* What the task asks: Exact reproduction of all the data is needed.

* Data excerpts:
★ ★ ★ ★ ★ ★ ★

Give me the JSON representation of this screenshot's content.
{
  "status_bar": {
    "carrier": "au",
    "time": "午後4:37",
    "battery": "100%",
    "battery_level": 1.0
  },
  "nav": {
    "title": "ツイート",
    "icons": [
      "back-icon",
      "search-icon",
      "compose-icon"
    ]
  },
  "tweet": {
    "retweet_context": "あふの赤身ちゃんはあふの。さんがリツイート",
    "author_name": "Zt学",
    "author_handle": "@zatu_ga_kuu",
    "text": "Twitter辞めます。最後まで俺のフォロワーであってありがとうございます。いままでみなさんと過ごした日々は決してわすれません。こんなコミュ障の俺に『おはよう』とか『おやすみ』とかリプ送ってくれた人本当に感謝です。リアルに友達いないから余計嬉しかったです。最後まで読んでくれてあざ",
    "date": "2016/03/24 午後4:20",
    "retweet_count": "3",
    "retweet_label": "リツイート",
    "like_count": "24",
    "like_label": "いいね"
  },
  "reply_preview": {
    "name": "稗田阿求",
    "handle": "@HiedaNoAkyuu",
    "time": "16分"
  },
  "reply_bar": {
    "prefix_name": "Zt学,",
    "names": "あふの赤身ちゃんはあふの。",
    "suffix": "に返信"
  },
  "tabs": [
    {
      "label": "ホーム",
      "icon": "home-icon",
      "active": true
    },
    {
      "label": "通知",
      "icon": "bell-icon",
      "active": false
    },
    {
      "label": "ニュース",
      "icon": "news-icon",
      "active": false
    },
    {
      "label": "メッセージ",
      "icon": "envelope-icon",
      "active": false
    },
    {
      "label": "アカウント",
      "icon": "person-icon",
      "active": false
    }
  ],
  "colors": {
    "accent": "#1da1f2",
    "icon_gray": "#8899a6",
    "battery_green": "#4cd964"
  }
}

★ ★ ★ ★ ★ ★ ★

* Exercise output:
Give me the JSON representation of this screenshot's content.
{
  "status_bar": {
    "carrier": "au",
    "time": "午後4:37",
    "battery": "100%",
    "battery_level": 1.0
  },
  "nav": {
    "title": "ツイート",
    "icons": [
      "back-icon",
      "search-icon",
      "compose-icon"
    ]
  },
  "tweet": {
    "retweet_context": "あふの赤身ちゃんはあふの。さんがリツイート",
    "author_name": "Zt学",
    "author_handle": "@zatu_ga_kuu",
    "text": "Twitter辞めます。最後まで俺のフォロワーであってありがとうございます。いままでみなさんと過ごした日々は決してわすれません。こんなコミュ障の俺に『おはよう』とか『おやすみ』とかリプ送ってくれた人本当に感謝です。リアルに友達いないから余計嬉しかったです。最後まで読んでくれてあざ",
    "date": "2016/03/24 午後4:20",
    "retweet_count": "3",
    "retweet_label": "リツイート",
    "like_count": "24",
    "like_label": "いいね"
  },
  "reply_preview": {
    "name": "稗田阿求",
    "handle": "@HiedaNoAkyuu",
    "time": "16分"
  },
  "reply_bar": {
    "prefix_name": "Zt学,",
    "names": "あふの赤身ちゃんはあふの。",
    "suffix": "に返信"
  },
  "tabs": [
    {
      "label": "ホーム",
      "icon": "home-icon",
      "active": true
    },
    {
      "label": "通知",
      "icon": "bell-icon",
      "active": false
    },
    {
      "label": "ニュース",
      "icon": "news-icon",
      "active": false
    },
    {
      "label": "メッセージ",
      "icon": "envelope-icon",
      "active": false
    },
    {
      "label": "アカウント",
      "icon": "person-icon",
      "active": false
    }
  ],
  "colors": {
    "accent": "#1da1f2",
    "icon_gray": "#8899a6",
    "battery_green": "#4cd964"
  }
}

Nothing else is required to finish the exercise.